    Even if India somehow wins here, I don't believe this won't affect NOK or MSFT at all. If this goes through, and NOK have to pay these taxes in India, which is highly unlikely, then they'll file an amendment on taxes they have paid to Finland for the amount they have to pay to India. The end result if India wins will be a massive loss in western investment for India, significant misery for the Indian people affected by the Western pullout, and a miniscule amount of additional tax revenue.

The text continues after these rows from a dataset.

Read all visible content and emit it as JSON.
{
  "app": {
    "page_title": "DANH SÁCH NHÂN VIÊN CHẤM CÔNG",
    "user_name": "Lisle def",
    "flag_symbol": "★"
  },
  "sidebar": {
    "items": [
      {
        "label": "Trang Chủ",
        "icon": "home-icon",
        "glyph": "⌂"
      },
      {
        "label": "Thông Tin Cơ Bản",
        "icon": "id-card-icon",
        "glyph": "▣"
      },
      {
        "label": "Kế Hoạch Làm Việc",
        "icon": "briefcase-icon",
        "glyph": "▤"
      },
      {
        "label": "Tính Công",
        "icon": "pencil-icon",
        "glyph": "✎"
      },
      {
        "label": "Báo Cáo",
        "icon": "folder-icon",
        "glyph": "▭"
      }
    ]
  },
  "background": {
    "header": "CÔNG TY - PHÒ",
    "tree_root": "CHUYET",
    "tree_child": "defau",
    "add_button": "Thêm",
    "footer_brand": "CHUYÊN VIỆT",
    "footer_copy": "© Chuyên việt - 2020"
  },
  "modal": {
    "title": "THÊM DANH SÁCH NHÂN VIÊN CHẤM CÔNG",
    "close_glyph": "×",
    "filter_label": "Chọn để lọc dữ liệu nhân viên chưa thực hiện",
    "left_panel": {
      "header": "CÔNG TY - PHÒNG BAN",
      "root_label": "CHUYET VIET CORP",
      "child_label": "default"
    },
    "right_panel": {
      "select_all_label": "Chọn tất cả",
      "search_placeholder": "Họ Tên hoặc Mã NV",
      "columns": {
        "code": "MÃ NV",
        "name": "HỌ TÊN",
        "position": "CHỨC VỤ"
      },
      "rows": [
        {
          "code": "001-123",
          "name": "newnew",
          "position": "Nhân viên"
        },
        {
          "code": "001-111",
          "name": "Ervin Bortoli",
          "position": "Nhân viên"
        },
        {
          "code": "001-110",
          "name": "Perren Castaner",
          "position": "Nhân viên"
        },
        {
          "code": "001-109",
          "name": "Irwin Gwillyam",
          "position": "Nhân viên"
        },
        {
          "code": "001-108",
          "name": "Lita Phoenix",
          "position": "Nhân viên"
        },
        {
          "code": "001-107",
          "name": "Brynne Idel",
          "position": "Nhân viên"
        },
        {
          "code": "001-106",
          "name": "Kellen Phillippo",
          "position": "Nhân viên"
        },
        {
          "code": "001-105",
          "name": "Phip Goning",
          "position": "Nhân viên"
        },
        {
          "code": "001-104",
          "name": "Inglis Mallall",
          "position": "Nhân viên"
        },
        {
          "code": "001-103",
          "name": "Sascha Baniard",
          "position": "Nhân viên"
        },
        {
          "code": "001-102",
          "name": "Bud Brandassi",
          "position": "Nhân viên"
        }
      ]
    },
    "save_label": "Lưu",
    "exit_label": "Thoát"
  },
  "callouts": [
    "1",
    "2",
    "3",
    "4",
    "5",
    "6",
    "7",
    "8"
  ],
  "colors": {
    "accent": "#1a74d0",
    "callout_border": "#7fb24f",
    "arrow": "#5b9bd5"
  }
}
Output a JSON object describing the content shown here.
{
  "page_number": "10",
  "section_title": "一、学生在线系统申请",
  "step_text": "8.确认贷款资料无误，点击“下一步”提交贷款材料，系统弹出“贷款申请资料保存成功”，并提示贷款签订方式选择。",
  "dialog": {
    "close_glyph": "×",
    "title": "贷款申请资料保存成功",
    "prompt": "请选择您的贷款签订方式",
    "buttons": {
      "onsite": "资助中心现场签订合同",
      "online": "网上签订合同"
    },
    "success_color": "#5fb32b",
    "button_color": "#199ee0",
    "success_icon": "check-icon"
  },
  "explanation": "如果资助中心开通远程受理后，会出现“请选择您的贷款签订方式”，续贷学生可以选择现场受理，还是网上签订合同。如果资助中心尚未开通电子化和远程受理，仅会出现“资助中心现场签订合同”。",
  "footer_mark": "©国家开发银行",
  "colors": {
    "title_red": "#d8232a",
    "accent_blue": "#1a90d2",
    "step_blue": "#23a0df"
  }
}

  • by bayankaran (446245) on Tuesday December 10, 2013 @11:16PM (#45657467) Homepage
    There are certain sectors in India which work well. The tax department being one of them. And surprisingly there are honest politicians, policemen, judges and so on. Broadly categorizing India and Indians as corrupt is a weak generalization.
    What if I say every adult Finn is a closet xenophobe? Will you agree to this generalization?
    Nokia may or may not be liable to this tax. The rule of the land you have to follow. There is a judicial process if you want to take that path to contest. Indians and Indian government need not be blamed if the sale of Nokia is held up due to this issue. It does not matter to us. Blame the consulting idiots who are advising Microsoft and Nokia in this sale for overlooking these issues.
    And any comment regarding "India will lose, we will take our business elsewhere" is an empty threat. India is one billion strong - we have one of the biggest middle classes and the largest group of young population in this planet. Take your business elsewhere and you will lose. Ask yourself - where will you take your business - China? Russia? Yes, they are great places as far as I know.
    Now, get off my lawn.
  • by palemantle (1007299) on Wednesday December 11, 2013 @12:36AM (#45657901)
    This government tried something similar against Vodafone in 2012 but got smacked down, first by the Supreme Court, and then by the Shome committe. The Vodafone case was quite similar because that too involved an M&A scenario and the government was claiming retroactive effect for some new tax laws.

    Vodafone case details: []

    I suspect something similar will happen here and Nokia will settle for a significantly lower amount.

    More details on the Nokia case: []
  • Re:corruption (Score:4, Interesting)

    by gl4ss (559668) on Wednesday December 11, 2013 @04:37AM (#45658701) Homepage Journal

    Plenty of Indians are racist, usually against what they perceive as of different race of Indian people, the Nepalese or the Chinese though, not that often westerners - but that too.

    and classist, too. even fascist

    they have no intention of getting 3.4 billion.. but threatening with that is what they use to extort money for their parties cause, for their local gov, for their own pockets. you know, like the mob.

    you know, EXACTLY like a 3rd world cop pulling you over and threatening you with huge fines for whatever to get you to pay something on the spot. local taxi cabs then get around that by just having some cash ready to give to the crocodiles when they see them(but unfortunately for nokia, it is illegal for nokia to keep a bribery fund nowadays for that... so they have to see the texas hold 'em to the end).

If bankers can count, how come they have eight windows and only four tellers?